2 c flour
1 tsp ground cinnamon
¼ tsp salt
1 tsp cocoa powder
1/8 tsp baking soda
1 Tbsp sugar
2 Tbsp shortening
2 Tbsp sweet Marsala wine
1 egg, separated

powdered sugar
grated orange zest
vanilla extract

finely chopped pistachios

melted chocolate (at least 60%)

oil for frying

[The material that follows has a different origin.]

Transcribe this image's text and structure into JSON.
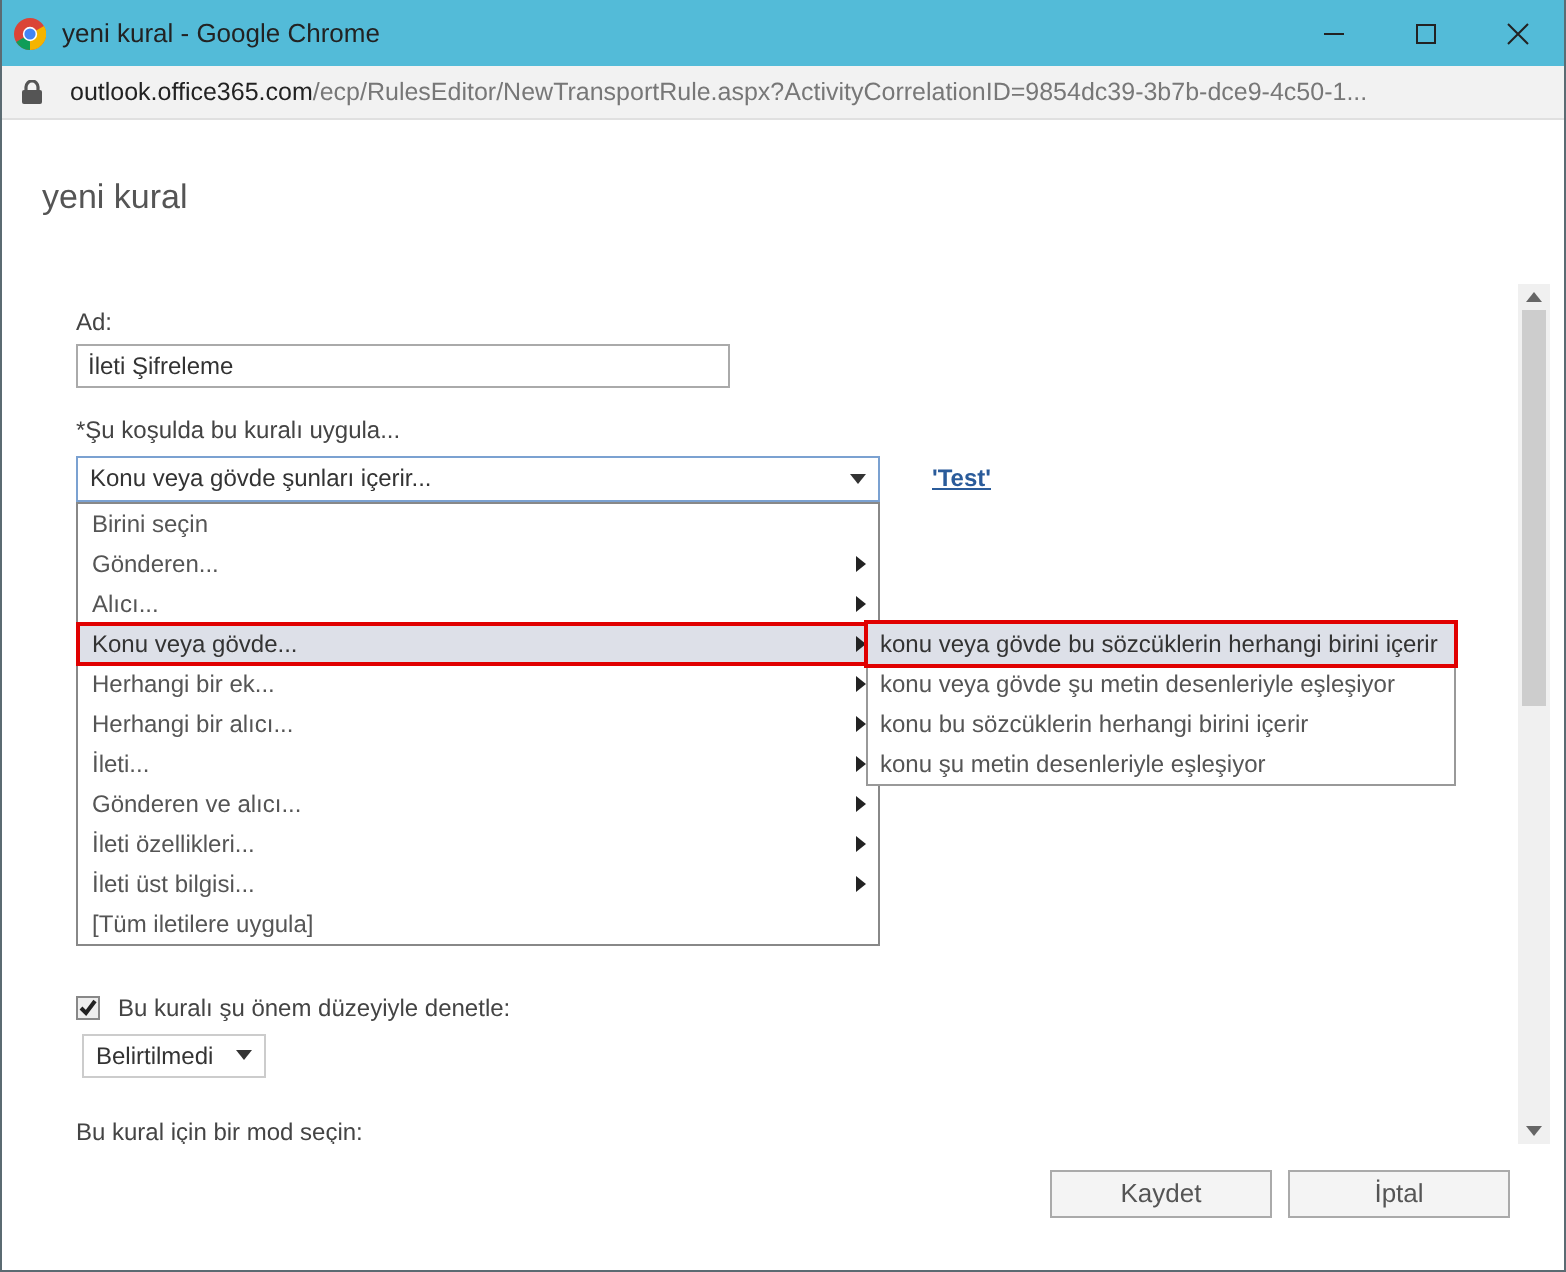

Mix together all dry ingredients in a bowl, then add shortening and using a pastry cutter, fork, or your fingers, blend until in crumbs. Add the wine and the egg yolk and mix until a dough forms. Turn it onto a floured surface and knead until smooth, about 5-7 minutes. Cover in plastic wrap and let stand for one hour at room temperature.
In a deep fryer, heat oil. On a floured surface, pinch off rounds of the dough and with a rolling pin, roll out into a five inch diameter round, making it as thin as you can. Wrap around the cannoli ring (unless you were lucky enough to find some other household object that would serve), brushing the egg white on the seam to close. What I found was that if you brush it all over and fry it, the shell comes back looking very crispy, with thin bubbles on it. Experiment and see which way you like better, but I think it’s necessary just to seal it at least. Drop the ring into the hot oil, and get a plate with paper towels ready. I think it took 1-2 minutes to fry, until it got deep brown, so when it’s done using tongs remove from oil. Try and slip the shells off the ring soon after they get out of the oil, using a hot pad to hold the metal. Keep pinching off and rolling dough until all the cannoli are done.
When they’re nice and cool, melt the chocolate in a bowl and dip the shell edges in the chocolate. Line on a sheet of parchment and let chocolate set. Mix together ricotta, powdered sugar, orange zest, and a touch of vanilla extract to your liking. You’ll probably need to pipe this into the shells, otherwise it could get messy trying to fill them. So get your pastry bag and when the chocolate’s dry, fill your cannoli shell. The final step is to dip the ricotta edges in the pistachio pieces and then you’re ready to eat. Mangia!